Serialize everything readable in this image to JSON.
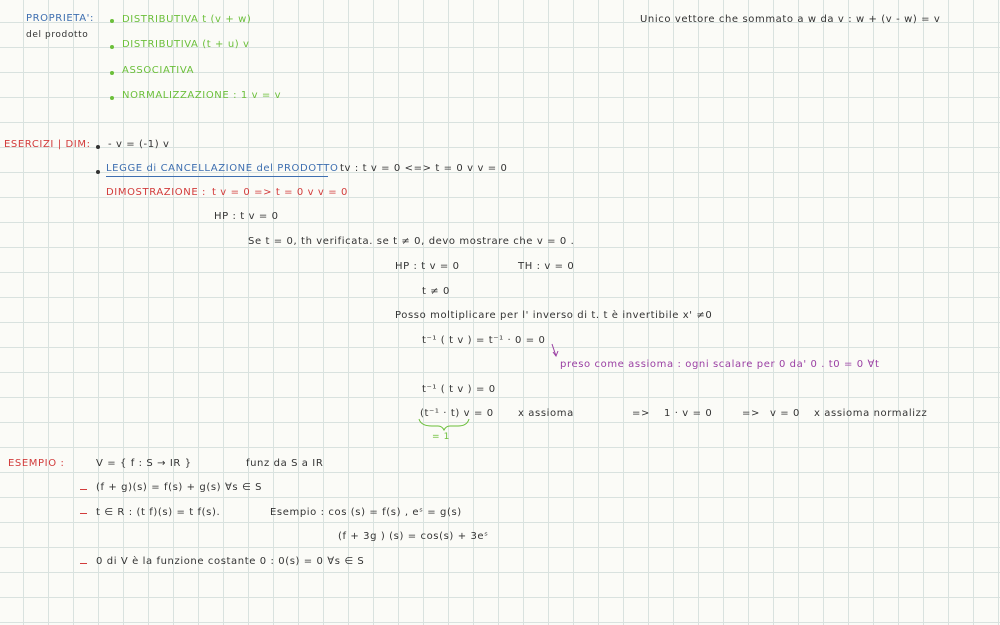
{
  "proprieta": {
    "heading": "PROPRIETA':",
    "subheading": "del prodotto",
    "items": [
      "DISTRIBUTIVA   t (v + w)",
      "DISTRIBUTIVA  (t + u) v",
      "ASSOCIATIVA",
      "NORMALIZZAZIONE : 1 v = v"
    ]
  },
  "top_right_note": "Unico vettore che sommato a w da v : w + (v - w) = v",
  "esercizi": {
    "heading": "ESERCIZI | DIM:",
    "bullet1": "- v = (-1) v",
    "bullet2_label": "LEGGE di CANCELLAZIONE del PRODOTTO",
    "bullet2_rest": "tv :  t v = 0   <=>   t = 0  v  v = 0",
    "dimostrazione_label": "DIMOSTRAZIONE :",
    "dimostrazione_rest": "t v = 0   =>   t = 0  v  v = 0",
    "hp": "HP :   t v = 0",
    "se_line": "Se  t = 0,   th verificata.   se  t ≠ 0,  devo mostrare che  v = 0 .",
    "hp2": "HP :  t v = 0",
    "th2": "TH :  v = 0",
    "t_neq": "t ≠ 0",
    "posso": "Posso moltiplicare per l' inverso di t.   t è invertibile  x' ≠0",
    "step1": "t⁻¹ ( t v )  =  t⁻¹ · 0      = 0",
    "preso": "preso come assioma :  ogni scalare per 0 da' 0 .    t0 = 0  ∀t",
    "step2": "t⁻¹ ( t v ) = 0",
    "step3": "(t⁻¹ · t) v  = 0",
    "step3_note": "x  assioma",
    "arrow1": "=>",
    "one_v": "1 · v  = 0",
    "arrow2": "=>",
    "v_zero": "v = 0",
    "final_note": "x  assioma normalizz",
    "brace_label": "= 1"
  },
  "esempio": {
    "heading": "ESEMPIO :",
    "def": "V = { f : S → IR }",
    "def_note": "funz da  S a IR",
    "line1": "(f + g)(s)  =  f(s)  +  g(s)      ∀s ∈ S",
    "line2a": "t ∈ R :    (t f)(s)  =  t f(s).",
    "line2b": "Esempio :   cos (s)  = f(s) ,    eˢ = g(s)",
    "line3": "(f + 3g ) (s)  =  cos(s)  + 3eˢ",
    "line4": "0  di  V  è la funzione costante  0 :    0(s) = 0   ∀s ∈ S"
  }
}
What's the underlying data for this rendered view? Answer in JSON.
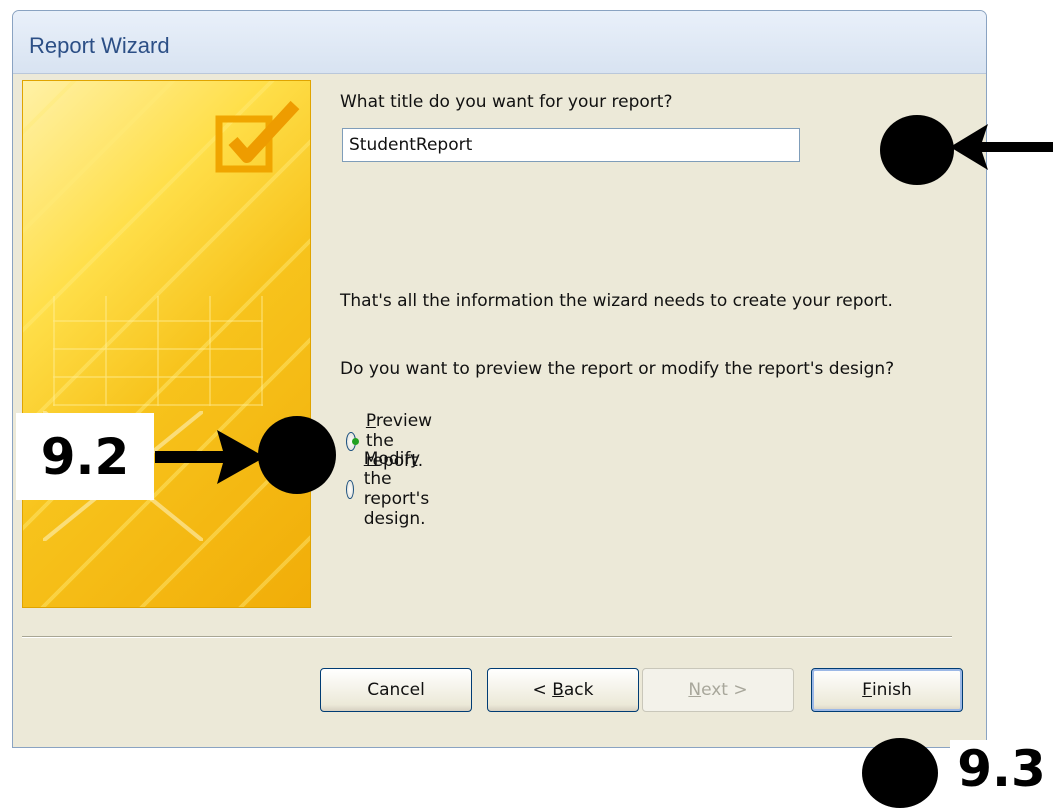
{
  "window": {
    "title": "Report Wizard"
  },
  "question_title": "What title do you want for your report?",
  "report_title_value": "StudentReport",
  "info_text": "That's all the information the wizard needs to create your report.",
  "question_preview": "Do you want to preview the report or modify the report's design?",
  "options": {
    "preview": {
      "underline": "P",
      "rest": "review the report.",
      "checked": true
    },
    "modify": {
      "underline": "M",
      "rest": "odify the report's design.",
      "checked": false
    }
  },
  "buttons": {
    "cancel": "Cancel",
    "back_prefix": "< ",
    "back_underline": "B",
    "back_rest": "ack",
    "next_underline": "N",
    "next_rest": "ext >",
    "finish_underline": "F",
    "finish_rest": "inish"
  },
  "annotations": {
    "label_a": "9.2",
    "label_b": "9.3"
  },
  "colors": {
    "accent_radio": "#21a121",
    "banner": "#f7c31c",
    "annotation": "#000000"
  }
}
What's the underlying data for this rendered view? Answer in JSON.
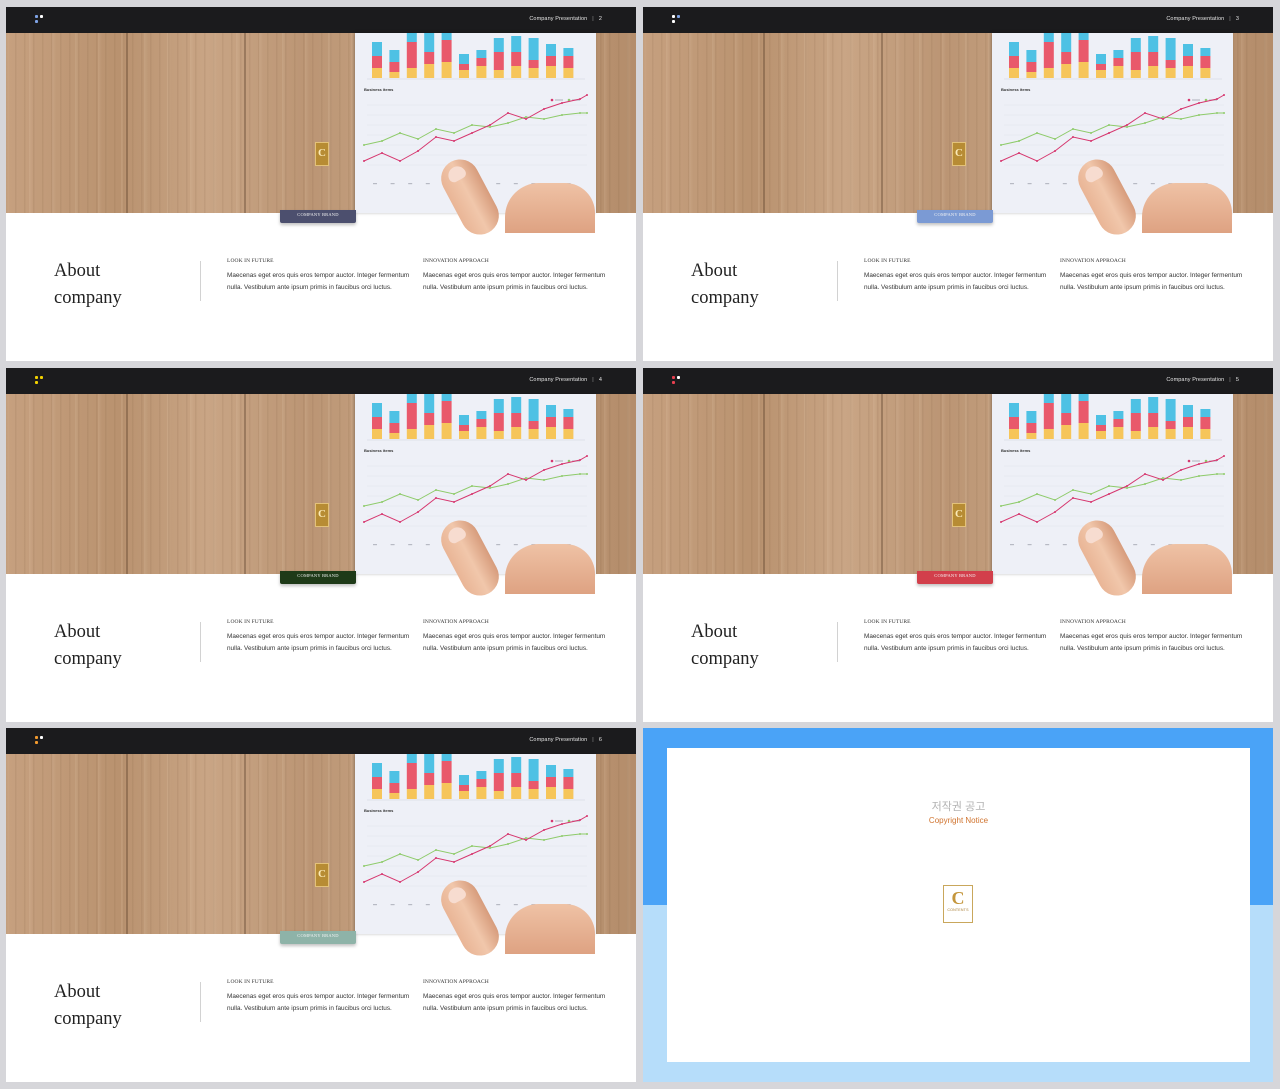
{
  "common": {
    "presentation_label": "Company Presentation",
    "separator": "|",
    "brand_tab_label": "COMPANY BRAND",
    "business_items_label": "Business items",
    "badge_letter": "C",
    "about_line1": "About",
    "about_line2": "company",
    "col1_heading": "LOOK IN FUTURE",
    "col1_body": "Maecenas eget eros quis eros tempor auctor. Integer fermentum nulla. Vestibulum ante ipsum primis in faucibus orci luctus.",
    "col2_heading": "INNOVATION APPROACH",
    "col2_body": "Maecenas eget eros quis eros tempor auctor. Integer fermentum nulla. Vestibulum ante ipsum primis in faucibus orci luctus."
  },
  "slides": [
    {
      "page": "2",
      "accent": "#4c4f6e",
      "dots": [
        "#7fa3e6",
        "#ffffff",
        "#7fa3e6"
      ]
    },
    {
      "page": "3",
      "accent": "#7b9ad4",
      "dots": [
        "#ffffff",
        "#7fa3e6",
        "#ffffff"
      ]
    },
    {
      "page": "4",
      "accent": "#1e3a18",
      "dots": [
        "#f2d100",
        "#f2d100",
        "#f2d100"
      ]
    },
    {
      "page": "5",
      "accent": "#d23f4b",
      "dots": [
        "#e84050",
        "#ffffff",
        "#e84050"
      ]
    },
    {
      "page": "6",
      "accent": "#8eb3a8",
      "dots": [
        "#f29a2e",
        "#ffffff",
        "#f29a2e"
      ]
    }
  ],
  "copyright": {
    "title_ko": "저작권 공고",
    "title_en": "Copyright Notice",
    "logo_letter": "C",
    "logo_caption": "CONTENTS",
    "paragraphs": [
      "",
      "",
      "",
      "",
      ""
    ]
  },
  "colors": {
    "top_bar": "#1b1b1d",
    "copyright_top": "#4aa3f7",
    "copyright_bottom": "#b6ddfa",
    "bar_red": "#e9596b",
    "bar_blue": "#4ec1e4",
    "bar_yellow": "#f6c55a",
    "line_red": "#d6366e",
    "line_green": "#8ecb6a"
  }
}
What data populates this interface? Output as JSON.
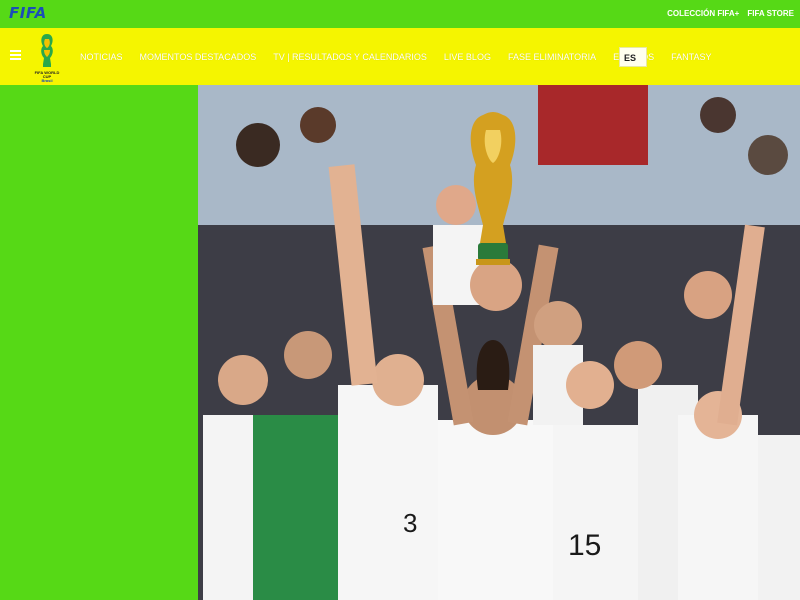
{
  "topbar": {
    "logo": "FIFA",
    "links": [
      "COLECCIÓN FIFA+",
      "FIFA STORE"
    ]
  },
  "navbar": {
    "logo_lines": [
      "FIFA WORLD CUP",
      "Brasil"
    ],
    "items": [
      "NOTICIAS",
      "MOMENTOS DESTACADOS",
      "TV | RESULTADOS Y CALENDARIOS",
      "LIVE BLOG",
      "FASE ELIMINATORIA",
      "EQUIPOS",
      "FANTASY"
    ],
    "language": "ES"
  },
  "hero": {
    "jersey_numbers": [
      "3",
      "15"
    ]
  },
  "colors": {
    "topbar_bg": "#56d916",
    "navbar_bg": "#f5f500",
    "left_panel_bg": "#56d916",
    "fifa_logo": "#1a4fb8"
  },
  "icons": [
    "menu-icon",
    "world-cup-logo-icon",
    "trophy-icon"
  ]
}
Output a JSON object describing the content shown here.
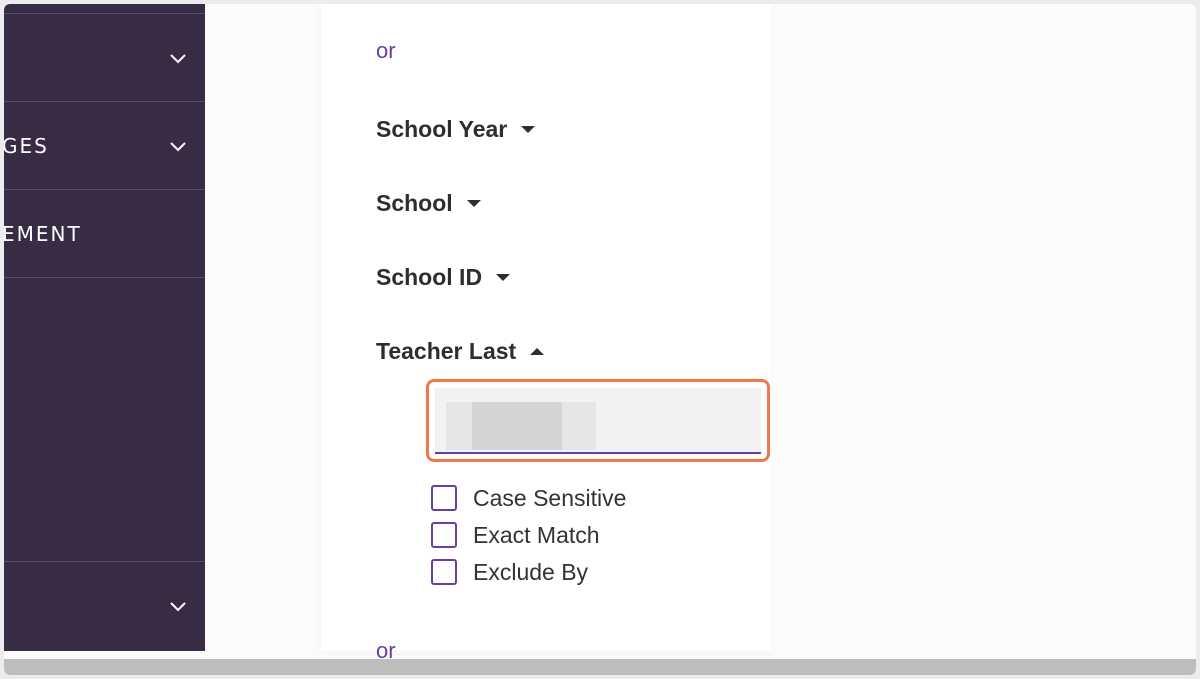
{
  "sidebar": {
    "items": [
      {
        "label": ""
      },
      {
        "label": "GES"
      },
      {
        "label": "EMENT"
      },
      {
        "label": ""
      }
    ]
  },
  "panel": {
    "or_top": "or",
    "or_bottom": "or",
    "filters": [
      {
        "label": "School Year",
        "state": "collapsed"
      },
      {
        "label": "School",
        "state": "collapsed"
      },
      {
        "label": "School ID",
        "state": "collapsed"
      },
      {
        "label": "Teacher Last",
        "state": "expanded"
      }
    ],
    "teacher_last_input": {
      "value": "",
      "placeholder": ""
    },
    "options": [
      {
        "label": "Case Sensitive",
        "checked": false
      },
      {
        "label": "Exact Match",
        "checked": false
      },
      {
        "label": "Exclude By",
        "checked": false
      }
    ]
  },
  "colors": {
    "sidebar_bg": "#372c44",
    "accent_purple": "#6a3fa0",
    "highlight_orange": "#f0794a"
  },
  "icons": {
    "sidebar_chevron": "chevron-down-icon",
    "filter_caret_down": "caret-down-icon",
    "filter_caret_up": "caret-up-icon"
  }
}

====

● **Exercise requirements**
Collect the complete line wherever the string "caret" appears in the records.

● **Your solution**
    "filter_caret_down": "caret-down-icon",
    "filter_caret_up": "caret-up-icon"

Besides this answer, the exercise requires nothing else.